The lottery is a form of gambling in which players pay money for tickets and win prizes by matching numbers. The prizes can be cash or goods. The lottery is popular because it has the potential to change people’s lives and because many people find it to be fun. However, it is important to understand the risks and dangers of the game before playing.
Lotteries have a long history, dating back to ancient times. The Bible instructed Moses to take a census and divide land by lot, and Roman emperors used lotteries to give away property and slaves during Saturnalian feasts. In the United States, Benjamin Franklin sponsored a lottery to raise funds for cannons to defend Philadelphia against the British in the American Revolution, and Thomas Jefferson attempted to use a private lottery to alleviate his crushing debts.
Most state governments have lotteries today, with a number of games that differ in the type and value of prizes.
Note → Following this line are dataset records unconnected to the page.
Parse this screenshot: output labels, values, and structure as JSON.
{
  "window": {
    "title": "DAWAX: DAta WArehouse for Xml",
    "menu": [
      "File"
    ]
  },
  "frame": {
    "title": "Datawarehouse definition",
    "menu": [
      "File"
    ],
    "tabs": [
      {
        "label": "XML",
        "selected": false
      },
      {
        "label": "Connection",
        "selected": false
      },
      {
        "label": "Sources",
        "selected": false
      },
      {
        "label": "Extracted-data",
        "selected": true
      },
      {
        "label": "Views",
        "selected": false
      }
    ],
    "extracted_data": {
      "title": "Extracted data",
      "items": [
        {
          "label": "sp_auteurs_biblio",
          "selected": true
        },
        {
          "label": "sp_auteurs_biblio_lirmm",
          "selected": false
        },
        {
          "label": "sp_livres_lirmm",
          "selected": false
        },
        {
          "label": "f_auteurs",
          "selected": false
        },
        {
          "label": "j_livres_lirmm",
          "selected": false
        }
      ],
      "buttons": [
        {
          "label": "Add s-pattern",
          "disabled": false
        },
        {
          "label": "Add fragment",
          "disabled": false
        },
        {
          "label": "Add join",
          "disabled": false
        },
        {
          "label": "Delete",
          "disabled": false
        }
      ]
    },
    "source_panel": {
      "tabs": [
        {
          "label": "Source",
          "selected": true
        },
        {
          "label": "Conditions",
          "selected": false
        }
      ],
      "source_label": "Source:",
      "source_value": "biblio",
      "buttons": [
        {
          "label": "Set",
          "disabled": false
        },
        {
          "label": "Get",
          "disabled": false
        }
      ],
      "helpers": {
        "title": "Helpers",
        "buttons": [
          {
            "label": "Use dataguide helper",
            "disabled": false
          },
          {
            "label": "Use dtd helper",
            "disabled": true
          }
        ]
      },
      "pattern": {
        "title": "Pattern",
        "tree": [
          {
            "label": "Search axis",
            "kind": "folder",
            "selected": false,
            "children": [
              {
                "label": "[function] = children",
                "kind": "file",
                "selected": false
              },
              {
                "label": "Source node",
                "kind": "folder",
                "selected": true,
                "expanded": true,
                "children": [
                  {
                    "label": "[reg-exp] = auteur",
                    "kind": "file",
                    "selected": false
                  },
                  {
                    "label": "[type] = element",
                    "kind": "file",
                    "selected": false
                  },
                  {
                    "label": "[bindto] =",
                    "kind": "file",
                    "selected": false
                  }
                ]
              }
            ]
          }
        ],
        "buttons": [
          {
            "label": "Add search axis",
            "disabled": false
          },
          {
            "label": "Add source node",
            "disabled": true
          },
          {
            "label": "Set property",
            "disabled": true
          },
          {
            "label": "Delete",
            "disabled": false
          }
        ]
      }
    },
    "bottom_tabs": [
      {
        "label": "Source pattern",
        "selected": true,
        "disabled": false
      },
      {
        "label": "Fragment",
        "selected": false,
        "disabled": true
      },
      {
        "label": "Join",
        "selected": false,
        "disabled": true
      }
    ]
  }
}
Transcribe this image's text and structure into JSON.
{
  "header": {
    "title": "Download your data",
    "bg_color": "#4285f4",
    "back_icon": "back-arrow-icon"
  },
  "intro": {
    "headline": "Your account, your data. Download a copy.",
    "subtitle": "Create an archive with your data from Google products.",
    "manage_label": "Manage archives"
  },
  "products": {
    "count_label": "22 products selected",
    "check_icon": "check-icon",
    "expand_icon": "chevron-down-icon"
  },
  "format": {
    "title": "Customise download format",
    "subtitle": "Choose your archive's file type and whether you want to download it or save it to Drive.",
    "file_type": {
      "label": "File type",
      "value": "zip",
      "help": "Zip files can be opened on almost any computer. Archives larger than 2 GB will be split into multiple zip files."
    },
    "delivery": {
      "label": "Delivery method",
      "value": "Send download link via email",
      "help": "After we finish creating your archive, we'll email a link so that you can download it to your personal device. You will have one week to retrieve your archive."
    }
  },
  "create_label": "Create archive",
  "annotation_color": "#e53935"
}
In general, the government legislates a monopoly for itself; establishes a state agency or public corporation to run the lotteries (as opposed to licensing a private company in return for a percentage of revenues); begins operations with a modest number of relatively simple games; and, under constant pressure for additional revenue, progressively expands the size and complexity of the lottery. The expansions are generally driven by demand from committed gamblers and by the need for the state to attract new players. In the process, a classic public policy is crafted: the lottery becomes a tool for tax relief.
State governments have a long history of using lotteries to raise money for a variety of purposes, including public services and infrastructure. In the immediate post-World War II period, they saw lotteries as a way to expand their social safety nets without increasing the taxes on middle and working class people. But that arrangement came to an end as state governments grew and inflation began to erode tax revenue. The resurgence of the lottery in the 1960s and 1970s was partly a response to that deterioration, as well as the growing popularity of illegal gambling.
The success of the lottery depends on how it is marketed, and how effectively it appeals to certain segments of the population. In particular, lottery advertising must be designed to persuade people to spend their hard-earned income on a chance to win big. This requires a careful balance of messages, including the claim that winning is “fun,” as well as the promotion of specific benefits such as education. Moreover, if the lottery is to be successful, it must overcome the many myths and misconceptions that surround it. These include the belief that a lucky number is a surefire way to win and the idea that irrational superstitions, like choosing the same store or time of day to buy tickets, can help increase chances of winning. These misconceptions and myths can lead to irrational gambling behavior that can ruin people’s lives.